Had bank collapses been more widespread, stretching the FDIC staff thin, it is certainly possible that there would be glitches. This could have led to some inability to access bank accounts immediately, but that inconvenience would most likely have lasted days, not weeks or months.
Following the collapse of Lehman Bros., however, the trio promoting the bank bailout pointed to a specific panic point: the commercial paper market. Commercial paper is short-term debt (30 to 90 days) that companies typically use to finance their operations. Without being able to borrow in this market even healthy companies not directly affected by the financial crisis such as Boeing or Verizon would have been unable to meet their payroll or pay their suppliers. That really would have been a disaster for the economy.
However, a $700-billion bank bailout wasn’t required to restore the commercial paper market. The country discovered this fact the weekend after Congress approved the bailout when the Fed announced a special lending facility to buy commercial paper ensuring the availability of credit for businesses.
Without the bailout, yes, bank failures would have been more widespread and the initial downturn in 2008 and 2009 would have been worse. We were losing 700,000 jobs a month following the collapse of Lehman. Perhaps this would have been 800,000 or 900,000 a month. That is a very bad story, but still not the makings of an unavoidable depression with a decade of double-digit unemployment.
The Great Depression ended because of the massive government spending needed to fight World War II. But we don’t need a war to spend money. If the private sector is not creating enough demand for workers, the government can fill the gap by spending money on infrastructure, education, healthcare, childcare or many other needs.

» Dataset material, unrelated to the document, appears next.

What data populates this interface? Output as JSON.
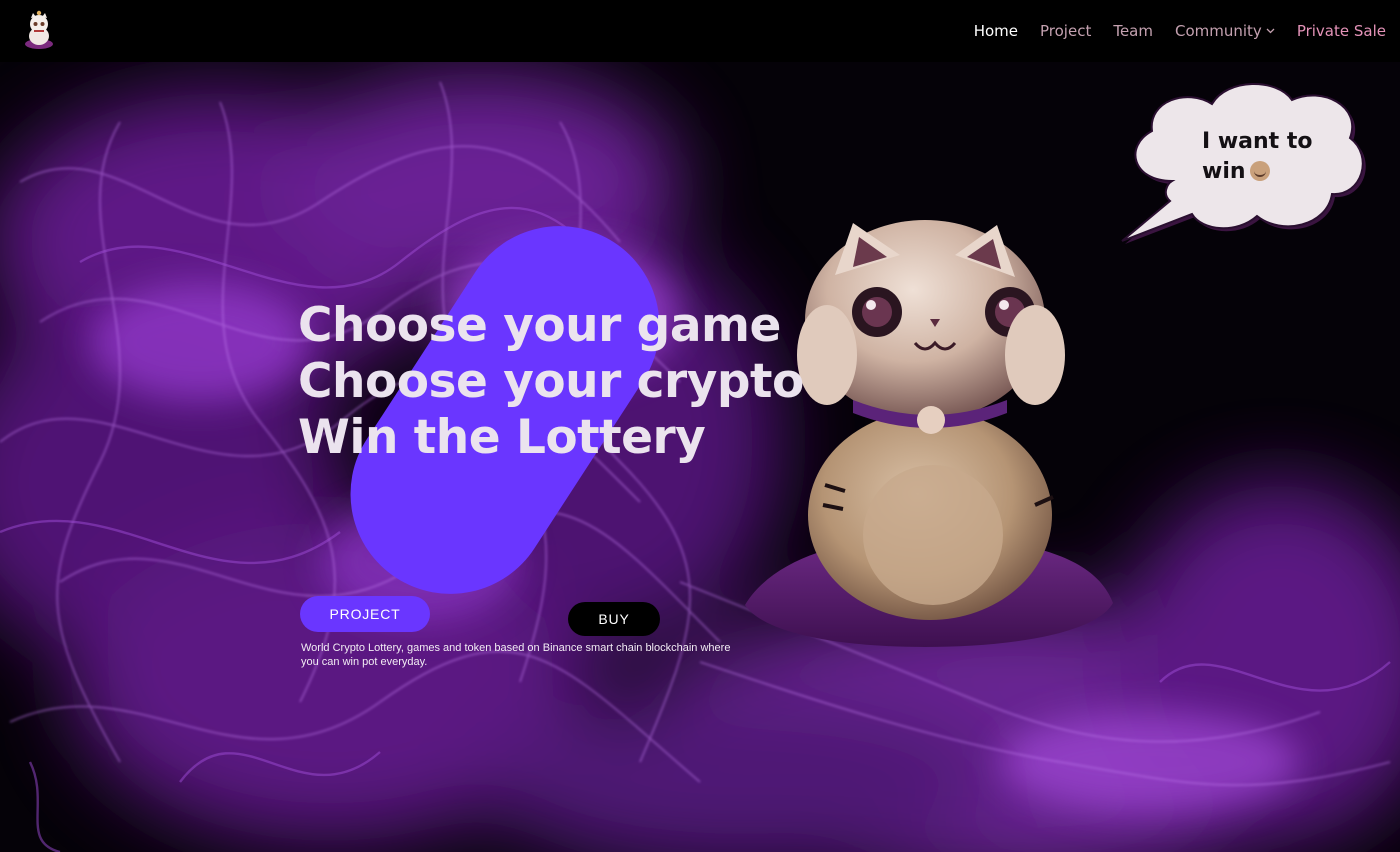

There is no plausible story where a series of bank collapses in 2008-2009 would have prevented the federal government from spending the money needed to restore full employment. The prospect of Great Depression-style joblessness and bread lines was just a scare tactic used by Bernanke, Paulson and other proponents of the bailout to get the political support needed to save the Wall Street banks.
This kept the bloated financial structure that had developed over the last three decades in place. And it allowed the bankers who got rich off of the risky financial practices that led to the crisis to avoid the consequences of their actions.
While an orderly transition would have been best, if the market had been allowed to work its magic, we could have quickly eliminated bloat in the financial sector and sent the unscrupulous Wall Street banks into the dustbin of history. Instead, millions of Americans still suffered through the Great Recession, losing homes and jobs, and the big banks are bigger than ever. Saving the banks became the priority of the president and Congress. Saving people’s homes and jobs mattered much less or not at all.